## Dataset rows for apps and sites
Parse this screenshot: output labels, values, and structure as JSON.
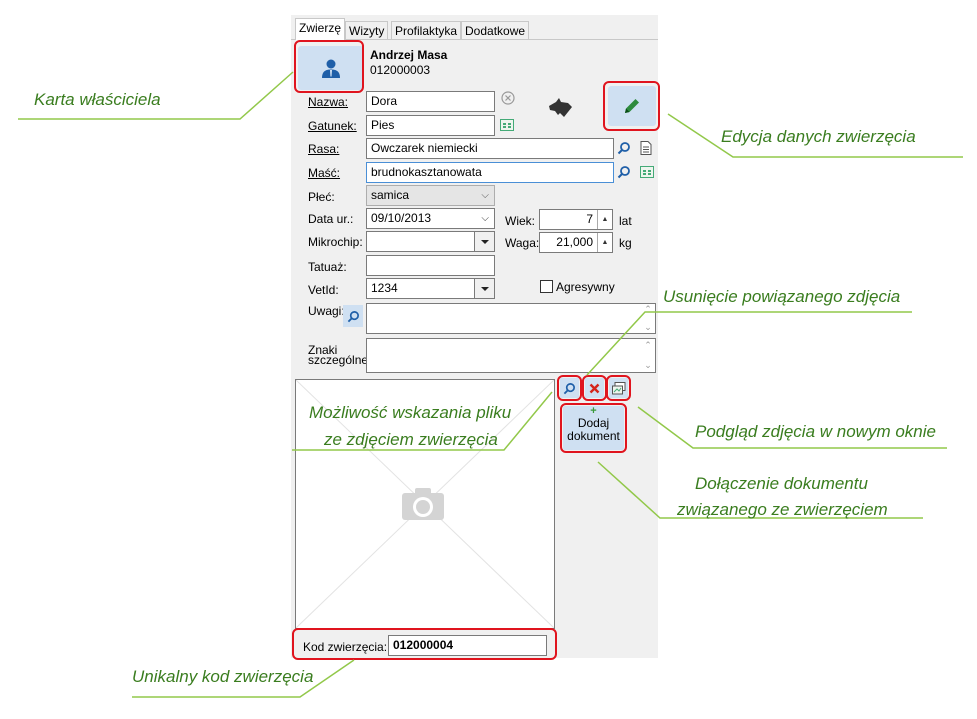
{
  "tabs": [
    {
      "label": "Zwierzę",
      "active": true
    },
    {
      "label": "Wizyty"
    },
    {
      "label": "Profilaktyka"
    },
    {
      "label": "Dodatkowe"
    }
  ],
  "owner": {
    "name": "Andrzej Masa",
    "code": "012000003"
  },
  "form": {
    "nazwa_label": "Nazwa:",
    "nazwa_value": "Dora",
    "gatunek_label": "Gatunek:",
    "gatunek_value": "Pies",
    "rasa_label": "Rasa:",
    "rasa_value": "Owczarek niemiecki",
    "masc_label": "Maść:",
    "masc_value": "brudnokasztanowata",
    "plec_label": "Płeć:",
    "plec_value": "samica",
    "data_label": "Data ur.:",
    "data_value": "09/10/2013",
    "wiek_label": "Wiek:",
    "wiek_value": "7",
    "wiek_unit": "lat",
    "mikrochip_label": "Mikrochip:",
    "mikrochip_value": "",
    "waga_label": "Waga:",
    "waga_value": "21,000",
    "waga_unit": "kg",
    "tatuaz_label": "Tatuaż:",
    "tatuaz_value": "",
    "vetid_label": "VetId:",
    "vetid_value": "1234",
    "agresywny_label": "Agresywny",
    "agresywny_checked": false,
    "uwagi_label": "Uwagi:",
    "uwagi_value": "",
    "znaki_label_1": "Znaki",
    "znaki_label_2": "szczególne:",
    "znaki_value": ""
  },
  "photo": {
    "icon": "camera-icon"
  },
  "add_document": {
    "line1": "Dodaj",
    "line2": "dokument"
  },
  "kod": {
    "label": "Kod zwierzęcia:",
    "value": "012000004"
  },
  "annotations": {
    "karta": "Karta właściciela",
    "edycja": "Edycja danych zwierzęcia",
    "usuniecie": "Usunięcie powiązanego zdjęcia",
    "mozliwosc_1": "Możliwość wskazania pliku",
    "mozliwosc_2": "ze zdjęciem zwierzęcia",
    "podglad": "Podgląd zdjęcia w nowym oknie",
    "dolaczenie_1": "Dołączenie dokumentu",
    "dolaczenie_2": "związanego ze zwierzęciem",
    "unikalny": "Unikalny kod zwierzęcia"
  },
  "colors": {
    "annotation": "#3a7d1f",
    "highlight": "#e0141e",
    "button_bg": "#cfe0f2",
    "accent": "#1f5fa8"
  }
}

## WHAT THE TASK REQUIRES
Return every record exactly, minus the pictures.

## REPLY TO THE EXERCISE
Parse this screenshot: output labels, values, and structure as JSON.
{
  "tabs": [
    {
      "label": "Zwierzę",
      "active": true
    },
    {
      "label": "Wizyty"
    },
    {
      "label": "Profilaktyka"
    },
    {
      "label": "Dodatkowe"
    }
  ],
  "owner": {
    "name": "Andrzej Masa",
    "code": "012000003"
  },
  "form": {
    "nazwa_label": "Nazwa:",
    "nazwa_value": "Dora",
    "gatunek_label": "Gatunek:",
    "gatunek_value": "Pies",
    "rasa_label": "Rasa:",
    "rasa_value": "Owczarek niemiecki",
    "masc_label": "Maść:",
    "masc_value": "brudnokasztanowata",
    "plec_label": "Płeć:",
    "plec_value": "samica",
    "data_label": "Data ur.:",
    "data_value": "09/10/2013",
    "wiek_label": "Wiek:",
    "wiek_value": "7",
    "wiek_unit": "lat",
    "mikrochip_label": "Mikrochip:",
    "mikrochip_value": "",
    "waga_label": "Waga:",
    "waga_value": "21,000",
    "waga_unit": "kg",
    "tatuaz_label": "Tatuaż:",
    "tatuaz_value": "",
    "vetid_label": "VetId:",
    "vetid_value": "1234",
    "agresywny_label": "Agresywny",
    "agresywny_checked": false,
    "uwagi_label": "Uwagi:",
    "uwagi_value": "",
    "znaki_label_1": "Znaki",
    "znaki_label_2": "szczególne:",
    "znaki_value": ""
  },
  "photo": {
    "icon": "camera-icon"
  },
  "add_document": {
    "line1": "Dodaj",
    "line2": "dokument"
  },
  "kod": {
    "label": "Kod zwierzęcia:",
    "value": "012000004"
  },
  "annotations": {
    "karta": "Karta właściciela",
    "edycja": "Edycja danych zwierzęcia",
    "usuniecie": "Usunięcie powiązanego zdjęcia",
    "mozliwosc_1": "Możliwość wskazania pliku",
    "mozliwosc_2": "ze zdjęciem zwierzęcia",
    "podglad": "Podgląd zdjęcia w nowym oknie",
    "dolaczenie_1": "Dołączenie dokumentu",
    "dolaczenie_2": "związanego ze zwierzęciem",
    "unikalny": "Unikalny kod zwierzęcia"
  },
  "colors": {
    "annotation": "#3a7d1f",
    "highlight": "#e0141e",
    "button_bg": "#cfe0f2",
    "accent": "#1f5fa8"
  }
}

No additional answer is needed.